Even conservative scholars have started expressing alarm about these trends. In the November issue of the Harvard Law Review, the professors William Baude and Samuel Bray warned that “we have arrived, for the first time in our national history, at a state of affairs where almost every major presidential act is immediately frozen” by federal courts—most commonly in the Fifth Circuit—forcing the Supreme Court to step in at premature stages. In their words, “This is bad law and bad democracy. It cannot go on forever.”

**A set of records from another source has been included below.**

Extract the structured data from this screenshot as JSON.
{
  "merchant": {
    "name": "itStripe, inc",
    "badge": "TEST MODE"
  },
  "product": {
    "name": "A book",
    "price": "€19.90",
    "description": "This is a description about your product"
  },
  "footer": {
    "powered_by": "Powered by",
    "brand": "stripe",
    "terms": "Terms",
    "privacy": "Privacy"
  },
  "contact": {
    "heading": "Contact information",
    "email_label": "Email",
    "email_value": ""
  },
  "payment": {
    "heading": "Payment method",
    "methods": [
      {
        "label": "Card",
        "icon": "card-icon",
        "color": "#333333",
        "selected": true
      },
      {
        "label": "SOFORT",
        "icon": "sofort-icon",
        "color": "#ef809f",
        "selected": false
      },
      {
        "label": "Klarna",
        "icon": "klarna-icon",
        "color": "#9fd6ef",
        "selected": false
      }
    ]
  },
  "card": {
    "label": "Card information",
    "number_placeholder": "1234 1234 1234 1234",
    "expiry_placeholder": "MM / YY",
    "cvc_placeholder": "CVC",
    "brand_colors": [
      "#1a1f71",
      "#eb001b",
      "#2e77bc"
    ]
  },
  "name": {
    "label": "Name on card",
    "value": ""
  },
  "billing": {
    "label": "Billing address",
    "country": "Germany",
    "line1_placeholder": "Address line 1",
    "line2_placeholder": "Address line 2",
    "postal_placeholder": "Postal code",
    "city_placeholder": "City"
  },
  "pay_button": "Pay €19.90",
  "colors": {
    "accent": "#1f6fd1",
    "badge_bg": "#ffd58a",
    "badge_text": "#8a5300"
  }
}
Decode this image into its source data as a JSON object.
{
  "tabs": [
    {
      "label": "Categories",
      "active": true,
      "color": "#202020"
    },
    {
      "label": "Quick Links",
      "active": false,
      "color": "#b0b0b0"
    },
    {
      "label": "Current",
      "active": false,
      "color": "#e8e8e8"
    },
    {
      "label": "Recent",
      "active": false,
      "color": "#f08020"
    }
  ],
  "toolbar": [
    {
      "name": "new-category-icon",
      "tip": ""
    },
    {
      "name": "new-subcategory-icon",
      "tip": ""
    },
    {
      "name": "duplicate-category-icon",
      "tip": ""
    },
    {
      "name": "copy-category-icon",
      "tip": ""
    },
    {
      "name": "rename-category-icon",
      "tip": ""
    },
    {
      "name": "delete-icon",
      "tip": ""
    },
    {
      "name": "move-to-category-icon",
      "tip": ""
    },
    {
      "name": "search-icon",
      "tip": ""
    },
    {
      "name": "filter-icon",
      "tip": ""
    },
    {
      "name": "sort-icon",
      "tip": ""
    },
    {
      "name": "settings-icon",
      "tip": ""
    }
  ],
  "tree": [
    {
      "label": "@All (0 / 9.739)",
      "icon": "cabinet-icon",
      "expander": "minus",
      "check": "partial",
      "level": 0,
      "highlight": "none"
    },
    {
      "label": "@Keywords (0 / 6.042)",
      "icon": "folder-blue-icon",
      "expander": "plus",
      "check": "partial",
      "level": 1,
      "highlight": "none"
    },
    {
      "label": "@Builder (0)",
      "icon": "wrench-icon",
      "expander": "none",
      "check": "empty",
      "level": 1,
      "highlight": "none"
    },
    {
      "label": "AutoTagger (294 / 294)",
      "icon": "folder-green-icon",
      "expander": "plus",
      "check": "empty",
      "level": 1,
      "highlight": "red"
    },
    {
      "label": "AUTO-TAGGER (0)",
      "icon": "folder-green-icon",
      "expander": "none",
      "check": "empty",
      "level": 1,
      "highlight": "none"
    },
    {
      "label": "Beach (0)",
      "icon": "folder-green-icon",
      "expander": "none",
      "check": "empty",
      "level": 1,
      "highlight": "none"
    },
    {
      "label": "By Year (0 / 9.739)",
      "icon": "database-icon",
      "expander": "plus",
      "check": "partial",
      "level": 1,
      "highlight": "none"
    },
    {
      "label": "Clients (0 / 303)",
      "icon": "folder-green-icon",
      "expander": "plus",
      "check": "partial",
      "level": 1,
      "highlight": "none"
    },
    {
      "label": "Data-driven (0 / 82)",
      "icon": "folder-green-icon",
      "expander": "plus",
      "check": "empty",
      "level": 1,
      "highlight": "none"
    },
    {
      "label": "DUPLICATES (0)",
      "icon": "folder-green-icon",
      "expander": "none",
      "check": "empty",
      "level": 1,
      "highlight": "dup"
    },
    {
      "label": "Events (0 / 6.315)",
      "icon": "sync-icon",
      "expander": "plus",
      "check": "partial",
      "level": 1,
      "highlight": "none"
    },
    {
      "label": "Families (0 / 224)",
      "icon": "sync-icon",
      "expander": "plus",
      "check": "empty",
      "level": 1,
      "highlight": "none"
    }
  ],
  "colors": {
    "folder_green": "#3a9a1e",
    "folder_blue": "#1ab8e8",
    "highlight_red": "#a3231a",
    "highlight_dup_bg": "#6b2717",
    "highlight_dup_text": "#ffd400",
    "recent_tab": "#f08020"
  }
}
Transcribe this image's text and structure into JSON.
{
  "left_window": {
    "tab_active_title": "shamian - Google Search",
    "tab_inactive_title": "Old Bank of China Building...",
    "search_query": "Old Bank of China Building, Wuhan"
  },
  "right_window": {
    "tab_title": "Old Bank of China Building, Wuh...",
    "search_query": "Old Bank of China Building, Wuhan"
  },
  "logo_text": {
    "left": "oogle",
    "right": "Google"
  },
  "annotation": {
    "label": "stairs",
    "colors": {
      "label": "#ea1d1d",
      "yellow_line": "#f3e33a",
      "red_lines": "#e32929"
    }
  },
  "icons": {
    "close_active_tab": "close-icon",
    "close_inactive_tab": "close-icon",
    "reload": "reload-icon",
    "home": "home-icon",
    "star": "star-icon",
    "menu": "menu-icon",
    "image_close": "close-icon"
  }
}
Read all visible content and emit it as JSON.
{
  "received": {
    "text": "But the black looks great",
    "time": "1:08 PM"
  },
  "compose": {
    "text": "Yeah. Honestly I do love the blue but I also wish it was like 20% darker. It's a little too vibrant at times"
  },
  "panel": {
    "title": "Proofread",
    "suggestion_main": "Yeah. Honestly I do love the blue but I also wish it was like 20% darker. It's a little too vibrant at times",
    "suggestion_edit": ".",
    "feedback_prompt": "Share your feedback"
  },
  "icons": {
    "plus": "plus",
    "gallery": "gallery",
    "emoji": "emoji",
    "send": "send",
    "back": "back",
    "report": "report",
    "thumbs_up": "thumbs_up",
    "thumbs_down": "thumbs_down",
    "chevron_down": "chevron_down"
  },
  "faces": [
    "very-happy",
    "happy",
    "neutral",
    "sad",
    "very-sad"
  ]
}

But whereas conservative scholars have begun to raise concerns about these developments, the Supreme Court, which has not been shy about chastising misbehaving lower courts in the past, has thus far been mum. The lack of rebuke may explain why some Fifth Circuit judges are leaning into their newfound infamy. One of the court’s most visible judges, James Ho, regularly lectures law-school audiences about the importance of judicial “courage”—that judges shouldn’t shy away from unpopular opinions.
Ho’s not-so-subtle message is that criticism is actually evidence of good judicial rulings; in his world, there’s no such thing as bad publicity. But whether this is what these judges truly believe or just how they think they need to behave in order to have any shot at a Supreme Court nomination in a future Republican presidency, the bottom line is the same: The Fifth Circuit is the bull in the rule-of-law china shop—and it seems remarkably indifferent to what happens to public faith in the judiciary when it keeps breaking things.